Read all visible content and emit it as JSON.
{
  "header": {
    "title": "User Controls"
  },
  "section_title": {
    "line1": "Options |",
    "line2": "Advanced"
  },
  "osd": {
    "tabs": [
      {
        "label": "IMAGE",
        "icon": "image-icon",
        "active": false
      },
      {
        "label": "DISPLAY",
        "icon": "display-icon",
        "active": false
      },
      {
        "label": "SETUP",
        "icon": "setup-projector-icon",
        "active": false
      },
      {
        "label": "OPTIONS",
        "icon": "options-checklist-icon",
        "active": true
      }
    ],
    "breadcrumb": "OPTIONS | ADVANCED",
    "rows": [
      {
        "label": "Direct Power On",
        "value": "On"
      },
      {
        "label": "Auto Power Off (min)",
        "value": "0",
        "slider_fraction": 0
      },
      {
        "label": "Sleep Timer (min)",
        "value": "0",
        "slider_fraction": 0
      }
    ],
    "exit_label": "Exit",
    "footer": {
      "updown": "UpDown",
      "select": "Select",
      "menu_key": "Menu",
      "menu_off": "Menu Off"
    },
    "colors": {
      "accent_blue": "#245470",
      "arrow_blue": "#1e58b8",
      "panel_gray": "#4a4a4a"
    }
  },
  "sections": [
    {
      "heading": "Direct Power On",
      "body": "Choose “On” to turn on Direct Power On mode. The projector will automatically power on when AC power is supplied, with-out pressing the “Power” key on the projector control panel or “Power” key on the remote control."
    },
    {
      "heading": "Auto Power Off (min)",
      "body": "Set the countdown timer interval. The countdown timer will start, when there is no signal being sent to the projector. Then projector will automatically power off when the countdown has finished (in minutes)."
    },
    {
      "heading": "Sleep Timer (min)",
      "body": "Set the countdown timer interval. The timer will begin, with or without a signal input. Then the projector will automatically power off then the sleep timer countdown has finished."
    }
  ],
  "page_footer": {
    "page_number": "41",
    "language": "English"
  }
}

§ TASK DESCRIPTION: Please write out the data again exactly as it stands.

§ WORKED SOLUTION:
Read all visible content and emit it as JSON.
{
  "header": {
    "title": "User Controls"
  },
  "section_title": {
    "line1": "Options |",
    "line2": "Advanced"
  },
  "osd": {
    "tabs": [
      {
        "label": "IMAGE",
        "icon": "image-icon",
        "active": false
      },
      {
        "label": "DISPLAY",
        "icon": "display-icon",
        "active": false
      },
      {
        "label": "SETUP",
        "icon": "setup-projector-icon",
        "active": false
      },
      {
        "label": "OPTIONS",
        "icon": "options-checklist-icon",
        "active": true
      }
    ],
    "breadcrumb": "OPTIONS | ADVANCED",
    "rows": [
      {
        "label": "Direct Power On",
        "value": "On"
      },
      {
        "label": "Auto Power Off (min)",
        "value": "0",
        "slider_fraction": 0
      },
      {
        "label": "Sleep Timer (min)",
        "value": "0",
        "slider_fraction": 0
      }
    ],
    "exit_label": "Exit",
    "footer": {
      "updown": "UpDown",
      "select": "Select",
      "menu_key": "Menu",
      "menu_off": "Menu Off"
    },
    "colors": {
      "accent_blue": "#245470",
      "arrow_blue": "#1e58b8",
      "panel_gray": "#4a4a4a"
    }
  },
  "sections": [
    {
      "heading": "Direct Power On",
      "body": "Choose “On” to turn on Direct Power On mode. The projector will automatically power on when AC power is supplied, with-out pressing the “Power” key on the projector control panel or “Power” key on the remote control."
    },
    {
      "heading": "Auto Power Off (min)",
      "body": "Set the countdown timer interval. The countdown timer will start, when there is no signal being sent to the projector. Then projector will automatically power off when the countdown has finished (in minutes)."
    },
    {
      "heading": "Sleep Timer (min)",
      "body": "Set the countdown timer interval. The timer will begin, with or without a signal input. Then the projector will automatically power off then the sleep timer countdown has finished."
    }
  ],
  "page_footer": {
    "page_number": "41",
    "language": "English"
  }
}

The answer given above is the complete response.